INSTRUCTIONS FOR THE TASK ▸ Would you return the listing that follows exactly, leaving its pictures behind?
-=-=-
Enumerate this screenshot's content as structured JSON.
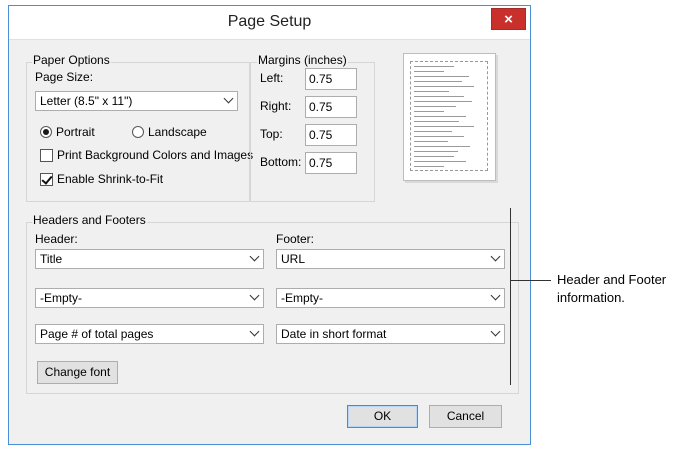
{
  "title": "Page Setup",
  "close_icon": "×",
  "paper_options": {
    "label": "Paper Options",
    "page_size_label": "Page Size:",
    "page_size_value": "Letter (8.5\" x 11\")",
    "portrait_label": "Portrait",
    "landscape_label": "Landscape",
    "orientation_selected": "Portrait",
    "print_bg_label": "Print Background Colors and Images",
    "print_bg_checked": false,
    "shrink_label": "Enable Shrink-to-Fit",
    "shrink_checked": true
  },
  "margins": {
    "label": "Margins (inches)",
    "left_label": "Left:",
    "left_value": "0.75",
    "right_label": "Right:",
    "right_value": "0.75",
    "top_label": "Top:",
    "top_value": "0.75",
    "bottom_label": "Bottom:",
    "bottom_value": "0.75"
  },
  "headers_footers": {
    "label": "Headers and Footers",
    "header_label": "Header:",
    "footer_label": "Footer:",
    "header_values": [
      "Title",
      "-Empty-",
      "Page # of total pages"
    ],
    "footer_values": [
      "URL",
      "-Empty-",
      "Date in short format"
    ],
    "change_font_label": "Change font"
  },
  "buttons": {
    "ok_label": "OK",
    "cancel_label": "Cancel"
  },
  "callout": {
    "text": "Header and Footer information."
  }
}
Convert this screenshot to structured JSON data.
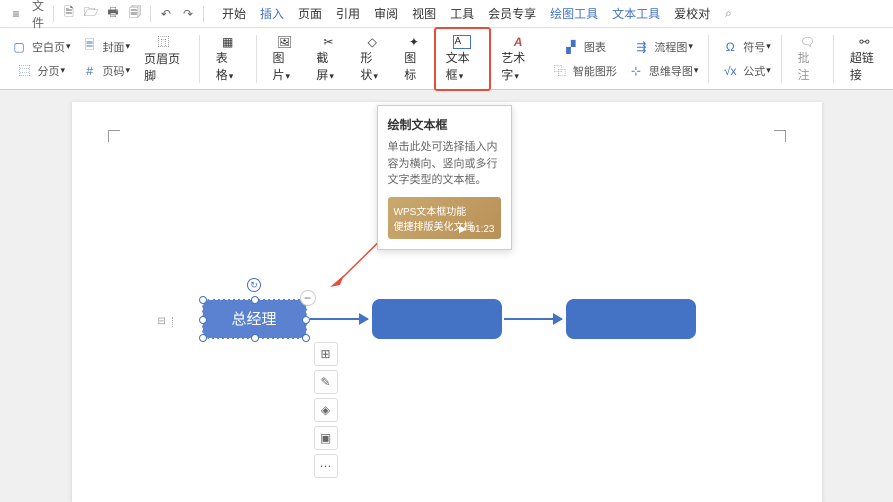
{
  "menubar": {
    "file": "文件",
    "tabs": [
      "开始",
      "插入",
      "页面",
      "引用",
      "审阅",
      "视图",
      "工具",
      "会员专享"
    ],
    "extra": [
      "绘图工具",
      "文本工具",
      "爱校对"
    ],
    "active_index": 1
  },
  "ribbon": {
    "blank_page": "空白页",
    "split_page": "分页",
    "cover": "封面",
    "page_num": "页码",
    "header_footer": "页眉页脚",
    "table": "表格",
    "image": "图片",
    "screenshot": "截屏",
    "shape": "形状",
    "icon": "图标",
    "textbox": "文本框",
    "wordart": "艺术字",
    "chart": "图表",
    "smartart": "智能图形",
    "flowchart": "流程图",
    "mindmap": "思维导图",
    "symbol": "符号",
    "formula": "公式",
    "comment": "批注",
    "hyperlink": "超链接"
  },
  "tooltip": {
    "title": "绘制文本框",
    "desc": "单击此处可选择插入内容为横向、竖向或多行文字类型的文本框。",
    "vid_line1": "WPS文本框功能",
    "vid_line2": "便捷排版美化文档",
    "duration": "01:23"
  },
  "canvas": {
    "shape1_text": "总经理"
  }
}
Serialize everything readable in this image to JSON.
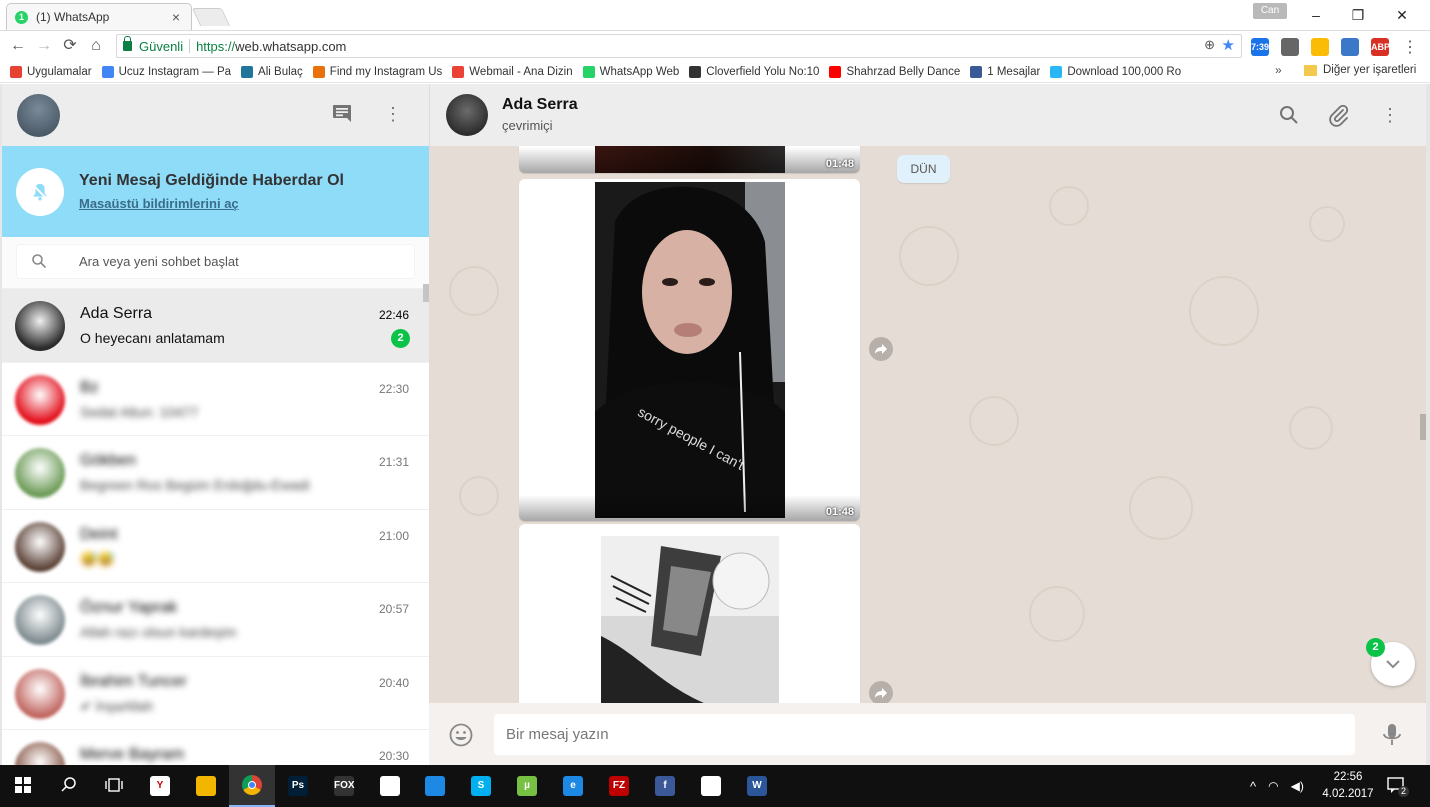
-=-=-
TASK RESPONSE ▸
Enumerate this screenshot's content as structured JSON.
{
  "title": "Page Setup",
  "close_icon": "×",
  "paper_options": {
    "label": "Paper Options",
    "page_size_label": "Page Size:",
    "page_size_value": "Letter (8.5\" x 11\")",
    "portrait_label": "Portrait",
    "landscape_label": "Landscape",
    "orientation_selected": "Portrait",
    "print_bg_label": "Print Background Colors and Images",
    "print_bg_checked": false,
    "shrink_label": "Enable Shrink-to-Fit",
    "shrink_checked": true
  },
  "margins": {
    "label": "Margins (inches)",
    "left_label": "Left:",
    "left_value": "0.75",
    "right_label": "Right:",
    "right_value": "0.75",
    "top_label": "Top:",
    "top_value": "0.75",
    "bottom_label": "Bottom:",
    "bottom_value": "0.75"
  },
  "headers_footers": {
    "label": "Headers and Footers",
    "header_label": "Header:",
    "footer_label": "Footer:",
    "header_values": [
      "Title",
      "-Empty-",
      "Page # of total pages"
    ],
    "footer_values": [
      "URL",
      "-Empty-",
      "Date in short format"
    ],
    "change_font_label": "Change font"
  },
  "buttons": {
    "ok_label": "OK",
    "cancel_label": "Cancel"
  },
  "callout": {
    "text": "Header and Footer information."
  }
}
Convert this screenshot to structured JSON data.
{
  "menubar": {
    "file": "文件",
    "tabs": [
      "开始",
      "插入",
      "页面",
      "引用",
      "审阅",
      "视图",
      "工具",
      "会员专享"
    ],
    "extra": [
      "绘图工具",
      "文本工具",
      "爱校对"
    ],
    "active_index": 1
  },
  "ribbon": {
    "blank_page": "空白页",
    "split_page": "分页",
    "cover": "封面",
    "page_num": "页码",
    "header_footer": "页眉页脚",
    "table": "表格",
    "image": "图片",
    "screenshot": "截屏",
    "shape": "形状",
    "icon": "图标",
    "textbox": "文本框",
    "wordart": "艺术字",
    "chart": "图表",
    "smartart": "智能图形",
    "flowchart": "流程图",
    "mindmap": "思维导图",
    "symbol": "符号",
    "formula": "公式",
    "comment": "批注",
    "hyperlink": "超链接"
  },
  "tooltip": {
    "title": "绘制文本框",
    "desc": "单击此处可选择插入内容为横向、竖向或多行文字类型的文本框。",
    "vid_line1": "WPS文本框功能",
    "vid_line2": "便捷排版美化文档",
    "duration": "01:23"
  },
  "canvas": {
    "shape1_text": "总经理"
  }
}
Serialize everything readable in this image to JSON.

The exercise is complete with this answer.